In his Defence of Poetry of c.1579 (first published 1595), Sir Philip Sidney ( 1966: 29) argued that knowledge should lead to 'virtuous action', its aim being 'well-doing and not … well-knowing only.' Of all kinds of writing, he proposed, poetry could achieve this best because it was able to go beyond nature: it could represent worlds in ways that were not limited to what was present in reality, and so could inspire new possibilities. The poet, Sidney wrote, 'makes a Cyrus' ('a figure of manly virtue' ( 1966: 82)), not in order to reproduce the Cyrus of ancient reality, but to represent him in a way that 'make[s] many Cyruses' in the present ( 1966: 24). In this way, the imaginative depiction of heroes and heroic actions, he believed, could lead readers to virtuous emulation.
|Title of host publication||Historical Understanding|
|Subtitle of host publication||Past, Present and Future|
|Editors||Zoltán Boldizsár Simon, Lars Diele|
|Place of Publication||London|
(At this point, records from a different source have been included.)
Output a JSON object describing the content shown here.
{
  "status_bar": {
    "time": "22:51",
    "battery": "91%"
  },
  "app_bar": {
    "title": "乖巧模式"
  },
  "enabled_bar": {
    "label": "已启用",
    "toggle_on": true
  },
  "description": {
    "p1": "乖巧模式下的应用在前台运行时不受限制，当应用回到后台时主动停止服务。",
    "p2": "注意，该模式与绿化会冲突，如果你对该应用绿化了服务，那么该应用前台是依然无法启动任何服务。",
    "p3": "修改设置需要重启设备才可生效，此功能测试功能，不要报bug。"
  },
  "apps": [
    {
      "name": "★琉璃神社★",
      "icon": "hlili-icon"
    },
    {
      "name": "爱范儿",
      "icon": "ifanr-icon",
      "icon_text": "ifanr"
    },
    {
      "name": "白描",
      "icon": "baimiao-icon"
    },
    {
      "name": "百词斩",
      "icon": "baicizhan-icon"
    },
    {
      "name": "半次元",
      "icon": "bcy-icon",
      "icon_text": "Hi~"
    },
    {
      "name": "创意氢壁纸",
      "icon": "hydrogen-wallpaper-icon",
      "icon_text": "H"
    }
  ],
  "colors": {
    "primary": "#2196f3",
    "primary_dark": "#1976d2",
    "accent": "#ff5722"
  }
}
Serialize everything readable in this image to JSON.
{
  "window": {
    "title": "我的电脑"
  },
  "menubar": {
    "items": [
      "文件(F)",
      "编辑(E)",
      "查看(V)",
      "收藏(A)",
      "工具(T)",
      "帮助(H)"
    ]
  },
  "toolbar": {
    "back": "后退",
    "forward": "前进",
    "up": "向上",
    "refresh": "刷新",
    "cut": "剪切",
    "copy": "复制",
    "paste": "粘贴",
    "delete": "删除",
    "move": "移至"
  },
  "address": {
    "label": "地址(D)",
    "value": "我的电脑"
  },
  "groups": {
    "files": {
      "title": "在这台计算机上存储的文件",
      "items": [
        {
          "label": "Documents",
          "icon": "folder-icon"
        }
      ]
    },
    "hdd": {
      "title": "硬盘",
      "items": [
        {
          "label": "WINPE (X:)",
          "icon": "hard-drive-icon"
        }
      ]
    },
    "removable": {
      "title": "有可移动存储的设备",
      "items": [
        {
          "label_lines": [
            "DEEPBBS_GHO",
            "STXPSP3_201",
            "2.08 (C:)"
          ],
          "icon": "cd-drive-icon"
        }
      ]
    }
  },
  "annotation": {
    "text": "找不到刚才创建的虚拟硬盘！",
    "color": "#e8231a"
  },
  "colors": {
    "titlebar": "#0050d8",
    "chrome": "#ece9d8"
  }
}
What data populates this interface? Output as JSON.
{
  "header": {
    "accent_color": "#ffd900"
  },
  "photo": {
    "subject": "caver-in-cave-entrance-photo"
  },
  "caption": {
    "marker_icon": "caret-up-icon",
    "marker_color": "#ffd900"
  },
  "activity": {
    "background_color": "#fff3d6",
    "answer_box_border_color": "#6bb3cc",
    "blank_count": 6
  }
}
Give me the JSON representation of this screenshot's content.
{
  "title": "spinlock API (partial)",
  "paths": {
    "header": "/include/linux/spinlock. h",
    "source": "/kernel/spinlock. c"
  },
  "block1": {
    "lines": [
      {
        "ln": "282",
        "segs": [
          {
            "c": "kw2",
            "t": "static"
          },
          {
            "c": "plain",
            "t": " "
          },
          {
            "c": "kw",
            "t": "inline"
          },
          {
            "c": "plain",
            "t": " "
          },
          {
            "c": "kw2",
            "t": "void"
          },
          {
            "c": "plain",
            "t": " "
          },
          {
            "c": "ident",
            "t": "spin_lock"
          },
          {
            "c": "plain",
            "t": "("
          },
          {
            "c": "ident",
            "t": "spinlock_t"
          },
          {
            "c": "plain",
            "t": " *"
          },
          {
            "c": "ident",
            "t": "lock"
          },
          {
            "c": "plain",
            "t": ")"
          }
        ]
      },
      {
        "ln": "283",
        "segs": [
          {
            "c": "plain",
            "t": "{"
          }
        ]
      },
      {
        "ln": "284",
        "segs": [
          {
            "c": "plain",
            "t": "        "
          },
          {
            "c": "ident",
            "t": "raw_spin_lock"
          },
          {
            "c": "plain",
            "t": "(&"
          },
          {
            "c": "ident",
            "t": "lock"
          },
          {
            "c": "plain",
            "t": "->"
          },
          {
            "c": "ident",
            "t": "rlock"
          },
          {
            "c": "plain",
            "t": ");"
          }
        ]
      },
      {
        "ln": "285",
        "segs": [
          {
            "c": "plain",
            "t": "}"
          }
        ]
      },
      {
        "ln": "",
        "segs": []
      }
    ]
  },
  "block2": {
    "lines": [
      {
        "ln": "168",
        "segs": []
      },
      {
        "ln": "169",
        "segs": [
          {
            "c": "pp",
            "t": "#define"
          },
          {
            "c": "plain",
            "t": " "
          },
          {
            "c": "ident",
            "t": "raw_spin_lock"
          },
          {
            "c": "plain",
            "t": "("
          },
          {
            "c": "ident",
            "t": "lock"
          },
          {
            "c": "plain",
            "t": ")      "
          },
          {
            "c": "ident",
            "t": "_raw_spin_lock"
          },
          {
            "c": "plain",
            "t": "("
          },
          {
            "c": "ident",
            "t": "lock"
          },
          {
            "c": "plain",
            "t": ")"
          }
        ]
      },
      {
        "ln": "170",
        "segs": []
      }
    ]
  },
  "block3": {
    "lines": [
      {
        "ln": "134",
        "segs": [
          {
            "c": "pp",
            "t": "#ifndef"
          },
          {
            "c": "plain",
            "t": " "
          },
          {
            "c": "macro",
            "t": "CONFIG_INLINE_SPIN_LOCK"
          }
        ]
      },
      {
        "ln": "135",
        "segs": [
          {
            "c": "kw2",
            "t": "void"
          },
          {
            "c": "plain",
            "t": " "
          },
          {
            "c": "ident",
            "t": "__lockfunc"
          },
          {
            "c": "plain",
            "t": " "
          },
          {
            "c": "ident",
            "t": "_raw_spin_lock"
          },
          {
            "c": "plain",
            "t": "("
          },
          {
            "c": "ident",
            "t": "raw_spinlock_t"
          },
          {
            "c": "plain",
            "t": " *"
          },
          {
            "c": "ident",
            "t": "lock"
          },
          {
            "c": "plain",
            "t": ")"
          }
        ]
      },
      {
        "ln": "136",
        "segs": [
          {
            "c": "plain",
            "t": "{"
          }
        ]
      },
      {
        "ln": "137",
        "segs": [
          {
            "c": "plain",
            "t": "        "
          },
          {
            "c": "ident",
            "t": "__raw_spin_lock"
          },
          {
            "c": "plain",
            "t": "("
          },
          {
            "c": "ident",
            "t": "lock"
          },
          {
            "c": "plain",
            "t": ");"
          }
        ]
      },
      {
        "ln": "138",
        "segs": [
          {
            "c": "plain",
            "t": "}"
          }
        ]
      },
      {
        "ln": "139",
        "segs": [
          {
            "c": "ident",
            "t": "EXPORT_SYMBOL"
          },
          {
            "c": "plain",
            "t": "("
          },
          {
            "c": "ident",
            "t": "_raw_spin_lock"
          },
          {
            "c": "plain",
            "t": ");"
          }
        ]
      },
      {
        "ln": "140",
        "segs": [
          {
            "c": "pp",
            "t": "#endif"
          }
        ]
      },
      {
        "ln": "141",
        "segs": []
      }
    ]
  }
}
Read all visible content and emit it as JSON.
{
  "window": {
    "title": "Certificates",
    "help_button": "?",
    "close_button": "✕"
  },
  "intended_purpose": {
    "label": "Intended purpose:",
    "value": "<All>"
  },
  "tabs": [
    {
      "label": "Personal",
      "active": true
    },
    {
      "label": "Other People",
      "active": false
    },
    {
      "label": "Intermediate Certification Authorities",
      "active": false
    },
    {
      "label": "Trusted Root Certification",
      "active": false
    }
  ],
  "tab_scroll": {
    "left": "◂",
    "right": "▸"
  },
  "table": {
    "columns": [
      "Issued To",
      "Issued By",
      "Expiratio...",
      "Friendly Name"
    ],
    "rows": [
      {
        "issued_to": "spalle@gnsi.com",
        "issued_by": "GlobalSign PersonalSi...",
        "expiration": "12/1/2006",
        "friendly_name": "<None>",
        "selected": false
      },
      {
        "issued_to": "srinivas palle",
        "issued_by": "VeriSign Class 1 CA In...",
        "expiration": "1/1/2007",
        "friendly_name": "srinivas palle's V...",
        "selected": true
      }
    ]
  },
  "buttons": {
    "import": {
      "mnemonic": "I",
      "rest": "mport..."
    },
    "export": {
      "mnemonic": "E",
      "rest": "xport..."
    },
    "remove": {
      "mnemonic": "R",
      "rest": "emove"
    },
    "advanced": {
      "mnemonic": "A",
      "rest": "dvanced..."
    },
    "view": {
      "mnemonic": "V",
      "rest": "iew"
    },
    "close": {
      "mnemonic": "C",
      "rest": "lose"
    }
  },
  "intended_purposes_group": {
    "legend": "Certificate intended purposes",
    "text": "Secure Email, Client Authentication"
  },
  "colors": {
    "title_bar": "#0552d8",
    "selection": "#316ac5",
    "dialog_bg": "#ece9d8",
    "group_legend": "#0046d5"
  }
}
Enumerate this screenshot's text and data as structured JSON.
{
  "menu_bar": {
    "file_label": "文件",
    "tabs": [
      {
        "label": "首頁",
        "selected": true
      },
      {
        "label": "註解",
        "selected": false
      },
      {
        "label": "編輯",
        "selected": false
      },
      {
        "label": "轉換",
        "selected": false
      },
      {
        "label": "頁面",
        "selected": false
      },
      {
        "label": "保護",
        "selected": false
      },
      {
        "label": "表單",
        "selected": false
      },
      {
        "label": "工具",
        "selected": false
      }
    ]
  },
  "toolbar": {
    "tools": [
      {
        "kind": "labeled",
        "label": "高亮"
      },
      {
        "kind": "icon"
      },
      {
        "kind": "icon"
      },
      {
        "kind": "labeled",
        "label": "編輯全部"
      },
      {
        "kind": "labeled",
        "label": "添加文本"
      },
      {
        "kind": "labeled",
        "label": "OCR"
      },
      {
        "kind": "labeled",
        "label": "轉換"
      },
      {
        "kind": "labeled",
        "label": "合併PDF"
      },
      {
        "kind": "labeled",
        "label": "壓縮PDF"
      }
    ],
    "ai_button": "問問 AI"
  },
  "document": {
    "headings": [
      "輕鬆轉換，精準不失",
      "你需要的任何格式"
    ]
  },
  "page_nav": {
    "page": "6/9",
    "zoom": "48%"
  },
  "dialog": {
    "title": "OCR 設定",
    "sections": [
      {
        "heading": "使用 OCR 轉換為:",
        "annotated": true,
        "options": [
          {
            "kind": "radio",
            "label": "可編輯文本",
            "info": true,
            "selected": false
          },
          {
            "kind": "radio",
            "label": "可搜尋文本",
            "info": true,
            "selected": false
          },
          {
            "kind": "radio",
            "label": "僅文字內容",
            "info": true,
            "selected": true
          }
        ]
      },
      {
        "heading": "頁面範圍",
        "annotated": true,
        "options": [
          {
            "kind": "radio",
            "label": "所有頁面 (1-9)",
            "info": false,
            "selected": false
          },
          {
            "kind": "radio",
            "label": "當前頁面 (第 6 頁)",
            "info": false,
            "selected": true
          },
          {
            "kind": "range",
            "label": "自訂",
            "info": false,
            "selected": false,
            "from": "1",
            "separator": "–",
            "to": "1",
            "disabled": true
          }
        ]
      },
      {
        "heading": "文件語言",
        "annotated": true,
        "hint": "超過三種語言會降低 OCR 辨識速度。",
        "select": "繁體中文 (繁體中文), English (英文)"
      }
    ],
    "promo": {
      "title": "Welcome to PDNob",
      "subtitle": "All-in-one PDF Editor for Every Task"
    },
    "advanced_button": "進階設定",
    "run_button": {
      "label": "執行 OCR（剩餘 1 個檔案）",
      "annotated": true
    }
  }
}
|Number of pages||9|
|Publication status||Accepted/In press - 10 Dec 2020|
- animal studies